**SUPPLIED ENTRIES**:
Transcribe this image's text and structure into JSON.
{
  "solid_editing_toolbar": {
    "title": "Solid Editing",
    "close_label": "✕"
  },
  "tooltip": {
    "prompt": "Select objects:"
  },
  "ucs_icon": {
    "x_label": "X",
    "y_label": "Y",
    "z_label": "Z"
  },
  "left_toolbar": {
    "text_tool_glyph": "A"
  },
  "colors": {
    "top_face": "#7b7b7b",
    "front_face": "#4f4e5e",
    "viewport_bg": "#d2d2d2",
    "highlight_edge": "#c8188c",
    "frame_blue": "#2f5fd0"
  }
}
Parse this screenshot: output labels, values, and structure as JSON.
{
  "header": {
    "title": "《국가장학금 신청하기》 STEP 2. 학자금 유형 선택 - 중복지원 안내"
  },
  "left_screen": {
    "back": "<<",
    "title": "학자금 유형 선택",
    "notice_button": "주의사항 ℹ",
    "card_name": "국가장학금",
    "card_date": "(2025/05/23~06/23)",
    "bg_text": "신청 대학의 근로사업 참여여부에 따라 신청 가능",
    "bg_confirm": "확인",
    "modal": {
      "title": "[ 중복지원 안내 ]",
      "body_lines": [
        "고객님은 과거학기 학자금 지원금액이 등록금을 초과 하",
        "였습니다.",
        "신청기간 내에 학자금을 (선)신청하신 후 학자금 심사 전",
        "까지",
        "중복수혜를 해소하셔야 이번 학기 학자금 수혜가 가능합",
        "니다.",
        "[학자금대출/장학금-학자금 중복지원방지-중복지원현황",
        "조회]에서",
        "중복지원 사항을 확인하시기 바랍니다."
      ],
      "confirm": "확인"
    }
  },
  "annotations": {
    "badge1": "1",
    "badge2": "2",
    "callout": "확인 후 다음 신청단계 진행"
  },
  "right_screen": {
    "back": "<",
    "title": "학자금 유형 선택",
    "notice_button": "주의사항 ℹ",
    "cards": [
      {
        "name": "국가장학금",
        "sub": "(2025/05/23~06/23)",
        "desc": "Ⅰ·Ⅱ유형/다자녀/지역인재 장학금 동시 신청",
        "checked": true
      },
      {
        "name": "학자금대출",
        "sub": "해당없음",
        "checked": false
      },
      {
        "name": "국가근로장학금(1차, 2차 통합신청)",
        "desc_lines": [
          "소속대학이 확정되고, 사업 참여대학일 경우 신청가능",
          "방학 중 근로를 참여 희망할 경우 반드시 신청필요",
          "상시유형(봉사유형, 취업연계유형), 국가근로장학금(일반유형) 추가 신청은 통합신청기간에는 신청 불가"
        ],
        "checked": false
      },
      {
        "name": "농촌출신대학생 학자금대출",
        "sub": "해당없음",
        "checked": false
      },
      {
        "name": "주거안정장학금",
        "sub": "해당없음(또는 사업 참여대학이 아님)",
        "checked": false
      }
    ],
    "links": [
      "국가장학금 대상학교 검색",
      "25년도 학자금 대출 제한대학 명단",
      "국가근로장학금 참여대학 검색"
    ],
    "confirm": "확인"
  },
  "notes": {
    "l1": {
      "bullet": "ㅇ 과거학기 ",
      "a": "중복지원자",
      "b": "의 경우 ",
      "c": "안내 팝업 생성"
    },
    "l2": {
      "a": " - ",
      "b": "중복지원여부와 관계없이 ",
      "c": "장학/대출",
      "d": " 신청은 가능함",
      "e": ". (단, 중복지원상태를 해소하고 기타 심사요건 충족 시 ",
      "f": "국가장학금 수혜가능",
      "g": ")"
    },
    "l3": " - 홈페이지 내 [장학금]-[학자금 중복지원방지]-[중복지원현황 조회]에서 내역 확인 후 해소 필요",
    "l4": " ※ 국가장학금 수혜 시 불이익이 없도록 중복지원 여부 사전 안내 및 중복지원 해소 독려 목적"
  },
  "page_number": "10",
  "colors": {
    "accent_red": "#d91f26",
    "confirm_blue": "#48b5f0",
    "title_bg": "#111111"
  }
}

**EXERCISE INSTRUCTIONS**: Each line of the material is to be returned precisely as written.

**RESPONSE**:
Transcribe this image's text and structure into JSON.
{
  "solid_editing_toolbar": {
    "title": "Solid Editing",
    "close_label": "✕"
  },
  "tooltip": {
    "prompt": "Select objects:"
  },
  "ucs_icon": {
    "x_label": "X",
    "y_label": "Y",
    "z_label": "Z"
  },
  "left_toolbar": {
    "text_tool_glyph": "A"
  },
  "colors": {
    "top_face": "#7b7b7b",
    "front_face": "#4f4e5e",
    "viewport_bg": "#d2d2d2",
    "highlight_edge": "#c8188c",
    "frame_blue": "#2f5fd0"
  }
}
Parse this screenshot: output labels, values, and structure as JSON.
{
  "header": {
    "title": "《국가장학금 신청하기》 STEP 2. 학자금 유형 선택 - 중복지원 안내"
  },
  "left_screen": {
    "back": "<<",
    "title": "학자금 유형 선택",
    "notice_button": "주의사항 ℹ",
    "card_name": "국가장학금",
    "card_date": "(2025/05/23~06/23)",
    "bg_text": "신청 대학의 근로사업 참여여부에 따라 신청 가능",
    "bg_confirm": "확인",
    "modal": {
      "title": "[ 중복지원 안내 ]",
      "body_lines": [
        "고객님은 과거학기 학자금 지원금액이 등록금을 초과 하",
        "였습니다.",
        "신청기간 내에 학자금을 (선)신청하신 후 학자금 심사 전",
        "까지",
        "중복수혜를 해소하셔야 이번 학기 학자금 수혜가 가능합",
        "니다.",
        "[학자금대출/장학금-학자금 중복지원방지-중복지원현황",
        "조회]에서",
        "중복지원 사항을 확인하시기 바랍니다."
      ],
      "confirm": "확인"
    }
  },
  "annotations": {
    "badge1": "1",
    "badge2": "2",
    "callout": "확인 후 다음 신청단계 진행"
  },
  "right_screen": {
    "back": "<",
    "title": "학자금 유형 선택",
    "notice_button": "주의사항 ℹ",
    "cards": [
      {
        "name": "국가장학금",
        "sub": "(2025/05/23~06/23)",
        "desc": "Ⅰ·Ⅱ유형/다자녀/지역인재 장학금 동시 신청",
        "checked": true
      },
      {
        "name": "학자금대출",
        "sub": "해당없음",
        "checked": false
      },
      {
        "name": "국가근로장학금(1차, 2차 통합신청)",
        "desc_lines": [
          "소속대학이 확정되고, 사업 참여대학일 경우 신청가능",
          "방학 중 근로를 참여 희망할 경우 반드시 신청필요",
          "상시유형(봉사유형, 취업연계유형), 국가근로장학금(일반유형) 추가 신청은 통합신청기간에는 신청 불가"
        ],
        "checked": false
      },
      {
        "name": "농촌출신대학생 학자금대출",
        "sub": "해당없음",
        "checked": false
      },
      {
        "name": "주거안정장학금",
        "sub": "해당없음(또는 사업 참여대학이 아님)",
        "checked": false
      }
    ],
    "links": [
      "국가장학금 대상학교 검색",
      "25년도 학자금 대출 제한대학 명단",
      "국가근로장학금 참여대학 검색"
    ],
    "confirm": "확인"
  },
  "notes": {
    "l1": {
      "bullet": "ㅇ 과거학기 ",
      "a": "중복지원자",
      "b": "의 경우 ",
      "c": "안내 팝업 생성"
    },
    "l2": {
      "a": " - ",
      "b": "중복지원여부와 관계없이 ",
      "c": "장학/대출",
      "d": " 신청은 가능함",
      "e": ". (단, 중복지원상태를 해소하고 기타 심사요건 충족 시 ",
      "f": "국가장학금 수혜가능",
      "g": ")"
    },
    "l3": " - 홈페이지 내 [장학금]-[학자금 중복지원방지]-[중복지원현황 조회]에서 내역 확인 후 해소 필요",
    "l4": " ※ 국가장학금 수혜 시 불이익이 없도록 중복지원 여부 사전 안내 및 중복지원 해소 독려 목적"
  },
  "page_number": "10",
  "colors": {
    "accent_red": "#d91f26",
    "confirm_blue": "#48b5f0",
    "title_bg": "#111111"
  }
}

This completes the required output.